Across the records that follow, give the number of lines containing the word "Waiting" and nothing else.
· · · · · · ·
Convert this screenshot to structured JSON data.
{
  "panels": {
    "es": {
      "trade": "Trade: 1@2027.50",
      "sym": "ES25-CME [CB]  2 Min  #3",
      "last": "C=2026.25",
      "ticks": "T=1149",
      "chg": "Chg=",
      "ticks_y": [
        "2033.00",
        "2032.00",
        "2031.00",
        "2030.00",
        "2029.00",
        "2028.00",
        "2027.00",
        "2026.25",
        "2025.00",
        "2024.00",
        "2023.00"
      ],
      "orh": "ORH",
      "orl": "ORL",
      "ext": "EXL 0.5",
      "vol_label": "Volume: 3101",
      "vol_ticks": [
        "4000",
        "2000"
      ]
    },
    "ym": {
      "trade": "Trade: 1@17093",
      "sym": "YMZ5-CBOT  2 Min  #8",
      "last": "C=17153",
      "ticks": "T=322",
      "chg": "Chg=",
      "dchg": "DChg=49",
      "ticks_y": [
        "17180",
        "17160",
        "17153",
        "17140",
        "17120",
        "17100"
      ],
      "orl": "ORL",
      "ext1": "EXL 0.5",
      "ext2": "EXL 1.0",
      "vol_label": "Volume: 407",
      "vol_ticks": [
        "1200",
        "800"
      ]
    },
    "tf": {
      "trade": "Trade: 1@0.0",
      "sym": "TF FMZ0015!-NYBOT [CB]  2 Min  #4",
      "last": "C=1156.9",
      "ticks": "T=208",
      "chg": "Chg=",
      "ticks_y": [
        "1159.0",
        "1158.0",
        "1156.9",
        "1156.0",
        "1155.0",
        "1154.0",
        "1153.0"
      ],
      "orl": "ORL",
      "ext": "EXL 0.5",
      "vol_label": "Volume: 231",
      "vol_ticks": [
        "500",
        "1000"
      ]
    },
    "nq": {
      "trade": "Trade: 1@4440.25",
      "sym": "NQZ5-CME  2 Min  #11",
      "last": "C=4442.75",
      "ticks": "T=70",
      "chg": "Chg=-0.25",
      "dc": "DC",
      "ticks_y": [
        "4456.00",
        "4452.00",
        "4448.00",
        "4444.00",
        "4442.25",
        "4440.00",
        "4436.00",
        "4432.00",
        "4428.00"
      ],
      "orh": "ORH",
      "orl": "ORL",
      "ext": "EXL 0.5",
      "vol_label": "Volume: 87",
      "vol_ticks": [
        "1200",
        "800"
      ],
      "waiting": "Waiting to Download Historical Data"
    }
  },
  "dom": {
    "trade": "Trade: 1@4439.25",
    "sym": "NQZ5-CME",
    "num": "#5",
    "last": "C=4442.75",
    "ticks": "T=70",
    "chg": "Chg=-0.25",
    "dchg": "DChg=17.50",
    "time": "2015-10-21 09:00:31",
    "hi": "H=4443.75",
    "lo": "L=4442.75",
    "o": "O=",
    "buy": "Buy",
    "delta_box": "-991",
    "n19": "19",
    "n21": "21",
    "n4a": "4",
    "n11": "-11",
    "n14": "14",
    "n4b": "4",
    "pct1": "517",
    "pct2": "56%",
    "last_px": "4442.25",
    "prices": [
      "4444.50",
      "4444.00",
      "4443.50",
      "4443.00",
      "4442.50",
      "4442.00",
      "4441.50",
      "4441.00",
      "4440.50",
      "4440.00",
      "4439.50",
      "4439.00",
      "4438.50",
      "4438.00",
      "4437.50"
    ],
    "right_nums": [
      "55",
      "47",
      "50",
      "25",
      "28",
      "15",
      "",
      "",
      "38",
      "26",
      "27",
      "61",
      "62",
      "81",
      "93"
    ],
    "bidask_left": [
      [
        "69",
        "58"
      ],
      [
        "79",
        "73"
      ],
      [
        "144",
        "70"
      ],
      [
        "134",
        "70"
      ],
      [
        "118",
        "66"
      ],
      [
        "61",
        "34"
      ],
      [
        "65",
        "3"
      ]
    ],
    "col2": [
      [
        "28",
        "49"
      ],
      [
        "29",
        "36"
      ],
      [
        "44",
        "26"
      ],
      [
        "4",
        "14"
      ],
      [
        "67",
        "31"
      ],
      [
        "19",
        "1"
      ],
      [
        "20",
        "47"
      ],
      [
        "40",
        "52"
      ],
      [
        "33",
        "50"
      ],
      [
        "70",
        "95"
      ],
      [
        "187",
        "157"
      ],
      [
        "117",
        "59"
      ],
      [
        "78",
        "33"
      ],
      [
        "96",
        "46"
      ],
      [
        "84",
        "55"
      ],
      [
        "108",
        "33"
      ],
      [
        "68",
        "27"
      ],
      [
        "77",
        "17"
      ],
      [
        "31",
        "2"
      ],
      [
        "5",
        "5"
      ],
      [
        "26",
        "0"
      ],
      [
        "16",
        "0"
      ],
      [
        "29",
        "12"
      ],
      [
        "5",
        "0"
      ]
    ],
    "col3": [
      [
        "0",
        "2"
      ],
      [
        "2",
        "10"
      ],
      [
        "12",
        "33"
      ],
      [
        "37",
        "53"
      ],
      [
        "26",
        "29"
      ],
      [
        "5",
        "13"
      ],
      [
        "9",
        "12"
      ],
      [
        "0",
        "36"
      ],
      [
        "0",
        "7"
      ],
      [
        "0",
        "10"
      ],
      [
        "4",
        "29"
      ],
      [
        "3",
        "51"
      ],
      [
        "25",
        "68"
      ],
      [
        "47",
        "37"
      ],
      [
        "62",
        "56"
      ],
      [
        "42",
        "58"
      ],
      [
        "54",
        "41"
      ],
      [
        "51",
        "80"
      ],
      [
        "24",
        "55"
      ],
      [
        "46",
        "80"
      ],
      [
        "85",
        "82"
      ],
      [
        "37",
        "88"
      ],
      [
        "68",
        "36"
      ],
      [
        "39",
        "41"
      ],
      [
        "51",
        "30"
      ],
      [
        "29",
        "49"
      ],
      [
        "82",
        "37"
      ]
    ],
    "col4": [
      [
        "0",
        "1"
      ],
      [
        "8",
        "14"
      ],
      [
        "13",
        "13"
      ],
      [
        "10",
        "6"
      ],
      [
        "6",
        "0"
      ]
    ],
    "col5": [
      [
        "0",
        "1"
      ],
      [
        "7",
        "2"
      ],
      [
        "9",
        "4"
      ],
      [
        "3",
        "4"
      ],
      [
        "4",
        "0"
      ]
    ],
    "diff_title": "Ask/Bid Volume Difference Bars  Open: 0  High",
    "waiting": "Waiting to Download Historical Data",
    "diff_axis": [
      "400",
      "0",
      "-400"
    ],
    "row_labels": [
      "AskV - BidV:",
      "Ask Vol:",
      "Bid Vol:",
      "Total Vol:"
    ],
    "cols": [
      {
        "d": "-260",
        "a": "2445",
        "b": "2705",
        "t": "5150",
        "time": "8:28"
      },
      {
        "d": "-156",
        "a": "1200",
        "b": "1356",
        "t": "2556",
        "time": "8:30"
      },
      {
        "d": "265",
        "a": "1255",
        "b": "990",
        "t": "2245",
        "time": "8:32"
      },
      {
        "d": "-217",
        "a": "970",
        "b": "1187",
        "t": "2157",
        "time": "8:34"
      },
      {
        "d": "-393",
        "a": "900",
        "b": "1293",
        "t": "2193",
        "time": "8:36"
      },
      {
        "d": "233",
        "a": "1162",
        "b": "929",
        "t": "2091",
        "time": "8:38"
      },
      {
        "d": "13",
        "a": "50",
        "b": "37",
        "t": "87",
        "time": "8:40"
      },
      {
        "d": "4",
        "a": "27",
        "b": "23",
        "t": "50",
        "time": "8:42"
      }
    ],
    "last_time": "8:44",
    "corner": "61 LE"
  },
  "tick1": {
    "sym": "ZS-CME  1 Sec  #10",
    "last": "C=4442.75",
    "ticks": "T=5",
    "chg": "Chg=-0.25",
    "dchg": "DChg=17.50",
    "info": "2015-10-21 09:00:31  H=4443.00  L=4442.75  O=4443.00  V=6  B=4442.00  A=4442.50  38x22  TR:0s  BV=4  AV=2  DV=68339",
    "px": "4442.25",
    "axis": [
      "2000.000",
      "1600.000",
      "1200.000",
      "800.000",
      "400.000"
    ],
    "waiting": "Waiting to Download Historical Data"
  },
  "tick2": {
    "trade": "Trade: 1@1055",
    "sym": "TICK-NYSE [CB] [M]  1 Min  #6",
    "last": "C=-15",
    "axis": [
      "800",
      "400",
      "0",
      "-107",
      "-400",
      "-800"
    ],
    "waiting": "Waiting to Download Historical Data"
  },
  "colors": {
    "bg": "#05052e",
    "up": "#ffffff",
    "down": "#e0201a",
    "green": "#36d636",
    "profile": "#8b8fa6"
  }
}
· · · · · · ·
> [OUTPUT FOR THIS EXERCISE] 4